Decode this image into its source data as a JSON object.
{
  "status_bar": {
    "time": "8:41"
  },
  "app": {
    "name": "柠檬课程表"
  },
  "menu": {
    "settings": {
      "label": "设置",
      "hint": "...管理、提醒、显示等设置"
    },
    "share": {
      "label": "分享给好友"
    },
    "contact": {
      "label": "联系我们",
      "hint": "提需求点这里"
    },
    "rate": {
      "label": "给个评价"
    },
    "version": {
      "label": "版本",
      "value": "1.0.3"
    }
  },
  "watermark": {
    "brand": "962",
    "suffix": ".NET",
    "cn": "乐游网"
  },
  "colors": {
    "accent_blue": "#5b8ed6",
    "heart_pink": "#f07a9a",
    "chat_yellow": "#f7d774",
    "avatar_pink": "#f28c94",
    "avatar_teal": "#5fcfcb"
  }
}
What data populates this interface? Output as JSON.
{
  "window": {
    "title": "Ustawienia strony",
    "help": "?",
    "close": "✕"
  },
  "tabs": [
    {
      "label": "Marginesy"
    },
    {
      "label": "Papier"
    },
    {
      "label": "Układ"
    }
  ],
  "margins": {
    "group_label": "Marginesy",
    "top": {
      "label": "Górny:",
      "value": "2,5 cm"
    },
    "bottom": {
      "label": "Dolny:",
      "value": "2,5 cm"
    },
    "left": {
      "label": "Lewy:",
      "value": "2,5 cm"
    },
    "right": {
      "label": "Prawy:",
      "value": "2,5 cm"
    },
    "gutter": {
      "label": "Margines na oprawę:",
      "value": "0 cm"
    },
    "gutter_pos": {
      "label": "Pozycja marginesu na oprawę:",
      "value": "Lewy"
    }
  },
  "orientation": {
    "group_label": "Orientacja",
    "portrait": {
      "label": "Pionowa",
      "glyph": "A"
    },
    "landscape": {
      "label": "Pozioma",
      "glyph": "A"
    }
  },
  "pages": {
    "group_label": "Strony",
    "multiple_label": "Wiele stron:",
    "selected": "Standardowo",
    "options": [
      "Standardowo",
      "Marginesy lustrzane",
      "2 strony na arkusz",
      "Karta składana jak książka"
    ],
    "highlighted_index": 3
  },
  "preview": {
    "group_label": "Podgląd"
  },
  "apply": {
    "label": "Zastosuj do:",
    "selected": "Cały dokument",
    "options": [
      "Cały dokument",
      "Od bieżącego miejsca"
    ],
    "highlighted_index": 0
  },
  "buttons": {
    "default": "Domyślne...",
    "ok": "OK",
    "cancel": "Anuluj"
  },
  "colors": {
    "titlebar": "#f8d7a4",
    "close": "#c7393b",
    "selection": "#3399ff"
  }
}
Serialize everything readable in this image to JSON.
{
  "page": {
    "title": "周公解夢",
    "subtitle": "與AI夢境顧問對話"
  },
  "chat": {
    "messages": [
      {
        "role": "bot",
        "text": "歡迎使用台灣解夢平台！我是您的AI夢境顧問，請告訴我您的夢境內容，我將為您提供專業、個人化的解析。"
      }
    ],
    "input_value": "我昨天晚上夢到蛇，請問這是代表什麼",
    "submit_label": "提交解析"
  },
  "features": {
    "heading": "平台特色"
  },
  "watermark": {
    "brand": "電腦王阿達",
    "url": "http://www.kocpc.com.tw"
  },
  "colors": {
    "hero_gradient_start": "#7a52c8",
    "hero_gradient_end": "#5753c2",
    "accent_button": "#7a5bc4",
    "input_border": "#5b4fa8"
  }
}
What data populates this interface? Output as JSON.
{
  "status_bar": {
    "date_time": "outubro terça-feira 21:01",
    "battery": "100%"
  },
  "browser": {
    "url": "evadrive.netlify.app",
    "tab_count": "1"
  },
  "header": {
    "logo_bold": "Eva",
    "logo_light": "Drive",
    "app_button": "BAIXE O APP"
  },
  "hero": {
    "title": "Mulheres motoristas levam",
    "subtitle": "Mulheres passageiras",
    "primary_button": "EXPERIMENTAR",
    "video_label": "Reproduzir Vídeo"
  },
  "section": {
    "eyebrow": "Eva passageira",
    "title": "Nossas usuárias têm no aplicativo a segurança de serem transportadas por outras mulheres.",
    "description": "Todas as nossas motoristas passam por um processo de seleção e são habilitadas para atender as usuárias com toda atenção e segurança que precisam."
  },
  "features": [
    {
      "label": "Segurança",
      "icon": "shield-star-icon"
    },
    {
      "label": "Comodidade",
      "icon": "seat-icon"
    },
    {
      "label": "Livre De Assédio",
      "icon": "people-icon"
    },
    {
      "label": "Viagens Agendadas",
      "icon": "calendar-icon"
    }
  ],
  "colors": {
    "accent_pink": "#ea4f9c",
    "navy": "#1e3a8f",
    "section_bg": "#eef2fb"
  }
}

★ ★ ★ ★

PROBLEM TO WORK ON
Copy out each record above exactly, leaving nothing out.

ANSWER SECTION
Decode this image into its source data as a JSON object.
{
  "status_bar": {
    "time": "8:41"
  },
  "app": {
    "name": "柠檬课程表"
  },
  "menu": {
    "settings": {
      "label": "设置",
      "hint": "...管理、提醒、显示等设置"
    },
    "share": {
      "label": "分享给好友"
    },
    "contact": {
      "label": "联系我们",
      "hint": "提需求点这里"
    },
    "rate": {
      "label": "给个评价"
    },
    "version": {
      "label": "版本",
      "value": "1.0.3"
    }
  },
  "watermark": {
    "brand": "962",
    "suffix": ".NET",
    "cn": "乐游网"
  },
  "colors": {
    "accent_blue": "#5b8ed6",
    "heart_pink": "#f07a9a",
    "chat_yellow": "#f7d774",
    "avatar_pink": "#f28c94",
    "avatar_teal": "#5fcfcb"
  }
}
What data populates this interface? Output as JSON.
{
  "window": {
    "title": "Ustawienia strony",
    "help": "?",
    "close": "✕"
  },
  "tabs": [
    {
      "label": "Marginesy"
    },
    {
      "label": "Papier"
    },
    {
      "label": "Układ"
    }
  ],
  "margins": {
    "group_label": "Marginesy",
    "top": {
      "label": "Górny:",
      "value": "2,5 cm"
    },
    "bottom": {
      "label": "Dolny:",
      "value": "2,5 cm"
    },
    "left": {
      "label": "Lewy:",
      "value": "2,5 cm"
    },
    "right": {
      "label": "Prawy:",
      "value": "2,5 cm"
    },
    "gutter": {
      "label": "Margines na oprawę:",
      "value": "0 cm"
    },
    "gutter_pos": {
      "label": "Pozycja marginesu na oprawę:",
      "value": "Lewy"
    }
  },
  "orientation": {
    "group_label": "Orientacja",
    "portrait": {
      "label": "Pionowa",
      "glyph": "A"
    },
    "landscape": {
      "label": "Pozioma",
      "glyph": "A"
    }
  },
  "pages": {
    "group_label": "Strony",
    "multiple_label": "Wiele stron:",
    "selected": "Standardowo",
    "options": [
      "Standardowo",
      "Marginesy lustrzane",
      "2 strony na arkusz",
      "Karta składana jak książka"
    ],
    "highlighted_index": 3
  },
  "preview": {
    "group_label": "Podgląd"
  },
  "apply": {
    "label": "Zastosuj do:",
    "selected": "Cały dokument",
    "options": [
      "Cały dokument",
      "Od bieżącego miejsca"
    ],
    "highlighted_index": 0
  },
  "buttons": {
    "default": "Domyślne...",
    "ok": "OK",
    "cancel": "Anuluj"
  },
  "colors": {
    "titlebar": "#f8d7a4",
    "close": "#c7393b",
    "selection": "#3399ff"
  }
}
Serialize everything readable in this image to JSON.
{
  "page": {
    "title": "周公解夢",
    "subtitle": "與AI夢境顧問對話"
  },
  "chat": {
    "messages": [
      {
        "role": "bot",
        "text": "歡迎使用台灣解夢平台！我是您的AI夢境顧問，請告訴我您的夢境內容，我將為您提供專業、個人化的解析。"
      }
    ],
    "input_value": "我昨天晚上夢到蛇，請問這是代表什麼",
    "submit_label": "提交解析"
  },
  "features": {
    "heading": "平台特色"
  },
  "watermark": {
    "brand": "電腦王阿達",
    "url": "http://www.kocpc.com.tw"
  },
  "colors": {
    "hero_gradient_start": "#7a52c8",
    "hero_gradient_end": "#5753c2",
    "accent_button": "#7a5bc4",
    "input_border": "#5b4fa8"
  }
}
What data populates this interface? Output as JSON.
{
  "status_bar": {
    "date_time": "outubro terça-feira 21:01",
    "battery": "100%"
  },
  "browser": {
    "url": "evadrive.netlify.app",
    "tab_count": "1"
  },
  "header": {
    "logo_bold": "Eva",
    "logo_light": "Drive",
    "app_button": "BAIXE O APP"
  },
  "hero": {
    "title": "Mulheres motoristas levam",
    "subtitle": "Mulheres passageiras",
    "primary_button": "EXPERIMENTAR",
    "video_label": "Reproduzir Vídeo"
  },
  "section": {
    "eyebrow": "Eva passageira",
    "title": "Nossas usuárias têm no aplicativo a segurança de serem transportadas por outras mulheres.",
    "description": "Todas as nossas motoristas passam por um processo de seleção e são habilitadas para atender as usuárias com toda atenção e segurança que precisam."
  },
  "features": [
    {
      "label": "Segurança",
      "icon": "shield-star-icon"
    },
    {
      "label": "Comodidade",
      "icon": "seat-icon"
    },
    {
      "label": "Livre De Assédio",
      "icon": "people-icon"
    },
    {
      "label": "Viagens Agendadas",
      "icon": "calendar-icon"
    }
  ],
  "colors": {
    "accent_pink": "#ea4f9c",
    "navy": "#1e3a8f",
    "section_bg": "#eef2fb"
  }
}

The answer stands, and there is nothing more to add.